_WORK REQUEST_. In full and without changes, output the data.

[[ DATA SUPPLIED, beginning ]]

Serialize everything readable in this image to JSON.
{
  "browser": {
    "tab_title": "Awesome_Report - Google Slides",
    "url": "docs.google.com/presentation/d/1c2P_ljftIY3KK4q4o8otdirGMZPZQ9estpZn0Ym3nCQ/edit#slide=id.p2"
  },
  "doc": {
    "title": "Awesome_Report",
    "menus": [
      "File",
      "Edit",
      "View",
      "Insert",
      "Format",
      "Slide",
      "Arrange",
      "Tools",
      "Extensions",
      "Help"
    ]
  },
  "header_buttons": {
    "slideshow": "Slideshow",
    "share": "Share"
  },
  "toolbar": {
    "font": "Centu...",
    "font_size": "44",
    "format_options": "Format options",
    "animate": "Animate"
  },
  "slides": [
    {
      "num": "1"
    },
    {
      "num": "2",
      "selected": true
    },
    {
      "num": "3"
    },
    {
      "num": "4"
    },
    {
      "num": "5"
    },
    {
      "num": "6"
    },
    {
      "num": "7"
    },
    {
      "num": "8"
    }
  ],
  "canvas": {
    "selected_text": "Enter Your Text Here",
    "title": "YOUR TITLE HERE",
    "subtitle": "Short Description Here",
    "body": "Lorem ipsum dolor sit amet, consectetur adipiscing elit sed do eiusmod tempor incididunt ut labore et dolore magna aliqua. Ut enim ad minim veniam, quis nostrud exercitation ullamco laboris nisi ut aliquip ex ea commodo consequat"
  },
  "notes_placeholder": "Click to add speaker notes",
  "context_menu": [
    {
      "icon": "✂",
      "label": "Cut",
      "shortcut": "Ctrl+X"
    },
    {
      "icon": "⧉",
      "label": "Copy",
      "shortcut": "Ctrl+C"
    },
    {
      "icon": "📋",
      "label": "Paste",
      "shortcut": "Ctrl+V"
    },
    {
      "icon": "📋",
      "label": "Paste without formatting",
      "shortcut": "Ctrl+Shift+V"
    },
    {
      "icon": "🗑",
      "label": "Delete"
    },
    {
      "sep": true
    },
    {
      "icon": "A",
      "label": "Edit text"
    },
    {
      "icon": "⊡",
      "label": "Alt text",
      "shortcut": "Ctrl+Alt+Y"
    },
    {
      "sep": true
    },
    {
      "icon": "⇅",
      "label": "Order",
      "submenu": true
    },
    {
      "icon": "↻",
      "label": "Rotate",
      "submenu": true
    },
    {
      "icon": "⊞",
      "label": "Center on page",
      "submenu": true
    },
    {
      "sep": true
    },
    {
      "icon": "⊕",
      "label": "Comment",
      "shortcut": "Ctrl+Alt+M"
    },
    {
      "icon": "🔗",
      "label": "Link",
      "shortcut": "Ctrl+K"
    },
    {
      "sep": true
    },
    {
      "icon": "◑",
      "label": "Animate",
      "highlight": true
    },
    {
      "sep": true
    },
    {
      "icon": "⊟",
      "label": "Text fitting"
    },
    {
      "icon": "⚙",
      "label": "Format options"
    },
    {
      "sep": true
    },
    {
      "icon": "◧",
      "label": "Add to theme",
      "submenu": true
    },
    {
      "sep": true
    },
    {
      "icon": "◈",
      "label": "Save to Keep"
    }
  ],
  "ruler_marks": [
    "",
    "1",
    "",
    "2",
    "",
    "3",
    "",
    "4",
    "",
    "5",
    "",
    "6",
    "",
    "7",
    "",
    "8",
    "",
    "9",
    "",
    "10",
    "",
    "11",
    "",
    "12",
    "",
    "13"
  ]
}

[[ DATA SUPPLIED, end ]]

_RESULT FOR THIS EXERCISE_.
Serialize everything readable in this image to JSON.
{
  "browser": {
    "tab_title": "Awesome_Report - Google Slides",
    "url": "docs.google.com/presentation/d/1c2P_ljftIY3KK4q4o8otdirGMZPZQ9estpZn0Ym3nCQ/edit#slide=id.p2"
  },
  "doc": {
    "title": "Awesome_Report",
    "menus": [
      "File",
      "Edit",
      "View",
      "Insert",
      "Format",
      "Slide",
      "Arrange",
      "Tools",
      "Extensions",
      "Help"
    ]
  },
  "header_buttons": {
    "slideshow": "Slideshow",
    "share": "Share"
  },
  "toolbar": {
    "font": "Centu...",
    "font_size": "44",
    "format_options": "Format options",
    "animate": "Animate"
  },
  "slides": [
    {
      "num": "1"
    },
    {
      "num": "2",
      "selected": true
    },
    {
      "num": "3"
    },
    {
      "num": "4"
    },
    {
      "num": "5"
    },
    {
      "num": "6"
    },
    {
      "num": "7"
    },
    {
      "num": "8"
    }
  ],
  "canvas": {
    "selected_text": "Enter Your Text Here",
    "title": "YOUR TITLE HERE",
    "subtitle": "Short Description Here",
    "body": "Lorem ipsum dolor sit amet, consectetur adipiscing elit sed do eiusmod tempor incididunt ut labore et dolore magna aliqua. Ut enim ad minim veniam, quis nostrud exercitation ullamco laboris nisi ut aliquip ex ea commodo consequat"
  },
  "notes_placeholder": "Click to add speaker notes",
  "context_menu": [
    {
      "icon": "✂",
      "label": "Cut",
      "shortcut": "Ctrl+X"
    },
    {
      "icon": "⧉",
      "label": "Copy",
      "shortcut": "Ctrl+C"
    },
    {
      "icon": "📋",
      "label": "Paste",
      "shortcut": "Ctrl+V"
    },
    {
      "icon": "📋",
      "label": "Paste without formatting",
      "shortcut": "Ctrl+Shift+V"
    },
    {
      "icon": "🗑",
      "label": "Delete"
    },
    {
      "sep": true
    },
    {
      "icon": "A",
      "label": "Edit text"
    },
    {
      "icon": "⊡",
      "label": "Alt text",
      "shortcut": "Ctrl+Alt+Y"
    },
    {
      "sep": true
    },
    {
      "icon": "⇅",
      "label": "Order",
      "submenu": true
    },
    {
      "icon": "↻",
      "label": "Rotate",
      "submenu": true
    },
    {
      "icon": "⊞",
      "label": "Center on page",
      "submenu": true
    },
    {
      "sep": true
    },
    {
      "icon": "⊕",
      "label": "Comment",
      "shortcut": "Ctrl+Alt+M"
    },
    {
      "icon": "🔗",
      "label": "Link",
      "shortcut": "Ctrl+K"
    },
    {
      "sep": true
    },
    {
      "icon": "◑",
      "label": "Animate",
      "highlight": true
    },
    {
      "sep": true
    },
    {
      "icon": "⊟",
      "label": "Text fitting"
    },
    {
      "icon": "⚙",
      "label": "Format options"
    },
    {
      "sep": true
    },
    {
      "icon": "◧",
      "label": "Add to theme",
      "submenu": true
    },
    {
      "sep": true
    },
    {
      "icon": "◈",
      "label": "Save to Keep"
    }
  ],
  "ruler_marks": [
    "",
    "1",
    "",
    "2",
    "",
    "3",
    "",
    "4",
    "",
    "5",
    "",
    "6",
    "",
    "7",
    "",
    "8",
    "",
    "9",
    "",
    "10",
    "",
    "11",
    "",
    "12",
    "",
    "13"
  ]
}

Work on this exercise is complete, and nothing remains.